◆ Your assignment
Find and copy every line in the records that includes the string "screenshot".

◆ Input data
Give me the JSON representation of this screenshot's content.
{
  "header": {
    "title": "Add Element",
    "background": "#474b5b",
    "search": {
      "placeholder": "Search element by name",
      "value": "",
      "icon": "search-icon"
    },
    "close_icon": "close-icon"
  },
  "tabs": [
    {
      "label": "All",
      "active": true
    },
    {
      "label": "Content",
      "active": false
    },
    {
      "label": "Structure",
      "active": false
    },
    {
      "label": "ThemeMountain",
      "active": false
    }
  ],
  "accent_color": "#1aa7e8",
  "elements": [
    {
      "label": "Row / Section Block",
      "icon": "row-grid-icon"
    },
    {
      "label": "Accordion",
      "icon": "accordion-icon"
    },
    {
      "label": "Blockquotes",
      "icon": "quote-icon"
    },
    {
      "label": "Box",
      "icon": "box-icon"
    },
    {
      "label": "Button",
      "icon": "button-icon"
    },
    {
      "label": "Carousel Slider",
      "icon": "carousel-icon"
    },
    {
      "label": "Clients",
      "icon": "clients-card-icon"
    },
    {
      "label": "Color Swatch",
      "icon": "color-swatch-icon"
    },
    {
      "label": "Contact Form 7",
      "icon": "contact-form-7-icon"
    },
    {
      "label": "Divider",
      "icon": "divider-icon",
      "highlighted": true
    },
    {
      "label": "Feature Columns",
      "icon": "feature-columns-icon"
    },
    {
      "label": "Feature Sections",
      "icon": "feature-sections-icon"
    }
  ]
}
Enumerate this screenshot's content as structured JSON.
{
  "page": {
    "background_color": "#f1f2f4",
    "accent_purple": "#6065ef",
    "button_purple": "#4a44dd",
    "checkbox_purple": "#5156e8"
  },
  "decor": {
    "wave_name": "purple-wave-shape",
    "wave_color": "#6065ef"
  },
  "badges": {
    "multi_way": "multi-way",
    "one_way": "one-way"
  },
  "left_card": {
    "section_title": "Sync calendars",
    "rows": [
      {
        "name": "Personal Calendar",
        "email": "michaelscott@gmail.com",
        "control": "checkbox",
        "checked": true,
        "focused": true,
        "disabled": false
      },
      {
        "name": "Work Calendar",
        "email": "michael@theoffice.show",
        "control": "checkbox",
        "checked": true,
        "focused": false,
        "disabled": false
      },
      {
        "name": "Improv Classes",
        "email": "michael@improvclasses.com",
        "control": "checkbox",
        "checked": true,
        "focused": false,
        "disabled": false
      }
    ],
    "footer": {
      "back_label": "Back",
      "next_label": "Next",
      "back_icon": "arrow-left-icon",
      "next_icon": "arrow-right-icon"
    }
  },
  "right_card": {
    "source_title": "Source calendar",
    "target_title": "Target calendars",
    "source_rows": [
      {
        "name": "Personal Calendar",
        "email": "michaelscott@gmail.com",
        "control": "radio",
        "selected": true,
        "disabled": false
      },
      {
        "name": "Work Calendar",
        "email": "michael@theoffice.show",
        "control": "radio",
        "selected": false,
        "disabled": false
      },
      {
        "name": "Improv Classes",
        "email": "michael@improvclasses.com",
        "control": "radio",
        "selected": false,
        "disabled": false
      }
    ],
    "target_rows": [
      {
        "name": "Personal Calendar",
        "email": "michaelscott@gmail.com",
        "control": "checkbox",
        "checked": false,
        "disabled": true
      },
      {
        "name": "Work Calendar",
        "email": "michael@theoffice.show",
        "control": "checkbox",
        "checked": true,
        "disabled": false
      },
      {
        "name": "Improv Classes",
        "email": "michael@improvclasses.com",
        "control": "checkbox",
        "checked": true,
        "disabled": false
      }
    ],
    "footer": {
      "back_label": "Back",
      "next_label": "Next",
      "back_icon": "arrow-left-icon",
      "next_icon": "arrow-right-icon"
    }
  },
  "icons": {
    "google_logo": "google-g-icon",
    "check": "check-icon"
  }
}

◆ Solution for this exercise
Give me the JSON representation of this screenshot's content.
Enumerate this screenshot's content as structured JSON.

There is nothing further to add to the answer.